|Off Budget Players (estimated)|
|* Prior Projection totals include Jack McInerney who was replaced by Andrew Wenger|
|Salary Budget Number is $3.1M|
|Carlos Valdes not in totals|
|** Homegrown Player|
|^ Generation Adidas player|
|! Designated Player|
Notes & Caveats:
- These observations only reflect information provided by the MLS Players Union and payments made to roster players. Other sources indicate that this is not fully reflective of players expenses for the Union, or any MLS team for that matter. This is the case most notably in 2013 when the Union reportedly were still paying salaries to non-roster players like Freddy Adu and Bakary Soumare.
- Keon Daniel is in these numbers despite his release. It's unclear what the agreement was between Daniel and the Union FO and so I assumed they are still paying all of his salary.
- Carlos Valdes is listed here at $295K but given he has been loaned out. I'm assuming that San Lorenzo de Almagro is paying his full salary and not the Union.
- None of these numbers include transfer fees we can assume were paid for Maurice Edu, Cristian Maidana and Vincent Nogueira. So while it may look like the Union didn't spend much incrementally from these reports, it's safe to assume they invested quite a bit to bring that midfield to PPL Park.
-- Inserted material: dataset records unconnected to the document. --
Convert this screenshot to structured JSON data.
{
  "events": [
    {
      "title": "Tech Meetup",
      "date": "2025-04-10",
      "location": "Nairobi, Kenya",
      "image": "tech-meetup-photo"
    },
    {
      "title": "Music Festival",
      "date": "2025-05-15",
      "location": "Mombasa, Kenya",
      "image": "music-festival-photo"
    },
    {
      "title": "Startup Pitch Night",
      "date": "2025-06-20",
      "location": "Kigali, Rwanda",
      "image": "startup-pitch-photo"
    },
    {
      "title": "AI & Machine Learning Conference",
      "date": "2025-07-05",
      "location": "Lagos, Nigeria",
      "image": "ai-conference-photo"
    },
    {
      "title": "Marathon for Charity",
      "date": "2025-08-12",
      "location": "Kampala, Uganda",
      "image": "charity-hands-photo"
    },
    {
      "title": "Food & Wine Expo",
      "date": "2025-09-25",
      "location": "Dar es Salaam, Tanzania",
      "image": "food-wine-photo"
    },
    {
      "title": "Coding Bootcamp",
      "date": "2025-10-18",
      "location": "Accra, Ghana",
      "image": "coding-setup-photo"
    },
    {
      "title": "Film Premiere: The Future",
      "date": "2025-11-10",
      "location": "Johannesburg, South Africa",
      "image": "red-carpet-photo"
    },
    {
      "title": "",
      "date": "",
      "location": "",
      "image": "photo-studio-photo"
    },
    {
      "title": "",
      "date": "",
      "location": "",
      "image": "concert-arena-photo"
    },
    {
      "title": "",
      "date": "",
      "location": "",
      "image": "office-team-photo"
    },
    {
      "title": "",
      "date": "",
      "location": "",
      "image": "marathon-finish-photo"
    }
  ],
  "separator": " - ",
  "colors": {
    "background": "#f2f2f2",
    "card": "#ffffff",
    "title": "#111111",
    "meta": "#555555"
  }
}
- The MLS total base salaries increased 21.7% or $18.5 since the last publishing of the numbers. That's a solid off-season of spending given the salary budget number only increased by 5%.
- Total guaranteed compensation for the league reached $115.3M, a 21.1% increase over the end of 2013.
- Not surprisingly, Toronto FC did the bulk of that incremental spending. TFC guaranteed compensation grew from $4.35M to $15.65M and accounted for 61% of the league spending increase.
- Union guaranteed compensation for roster players increased by 8% to $3.94M (not including Valdes)
- Edu's much rumored salary came in at $650K, almost twice as much as the next highest paid player Nogueira at $330K (and yes, I grossly overestimated his salary, but more on that later).
- If you compare just players on the roster both in 2013 and 2014, those players received an average raise of 16%.
- In December, the community voted that Amobi Okugo deserved the biggest raise, receiving 26% of the vote. And the Union FO listened! Ok, probably not, but Amobi still got the biggest percentage raise at 43%.
- Sebastian Le Toux got the biggest raise in terms of dollars earning a $50K raise. Hmmm.
- Next highest raise percentage was Leo Fernandes who jumped 38% to $48.5K. Even with the raise, he still may push Ray Gaddis this year for best bargain.
- I have the Union $85K over the salary budget and that is clearly not right. The trouble is there just isn't enough information to determine precise numbers. You can assume that the Union are under budget, but my guess is not by much. It seems likely they've bought down one of the DPs below the maximum allowed of $387,500 but we'll never know for sure.
- I keep triangulating in my mind three salaries from this full list; those of Nogueira, Edu and Kyle Beckerman from RSL. Edu makes $650K and Nogueira $330K. Beckerman now makes $350K. What can we learn about MLS and their market determinations from these three comparable midfielders? In Beckerman you have loyal MLS citizen and central force of one of the best franchises in MLS. He has almost as many USMNT caps as Edu (35 for Beckerman versus 46 for Edu) and probably has a leg up in reaching Brazil. Edu, 4 years his junior, went the European route and years ago had enough success to earn a shot of the best league in the world. His Stoke City experiment ended in frustration, and he has now returned to the US to revitalize his career. Still Edu played on bigger stages than Beckerman, earning minutes in the UEFA Champions League and World Cup. Then there is Nogueira, a one time captain of a Ligue 1 team and excellent midfielder himself. Personally, I would have thought his European pedigree and success at that level would have him be the highest paid of the three. Is there a premium paid for American players who make it to Europe only to return home? Edu's salary would indicate so. Nogueira did not earn a Europe premium salary but he is largely unknown in the US. Beckerman, while a major player on the US stage, has never gotten the call to Europe - or perhaps he just never sought it out. None of these players are goal scorers, so none command the money to be paid at the top of the league. Still, it's interesting to look at how the careers of three midfielders are valued differently by MLS.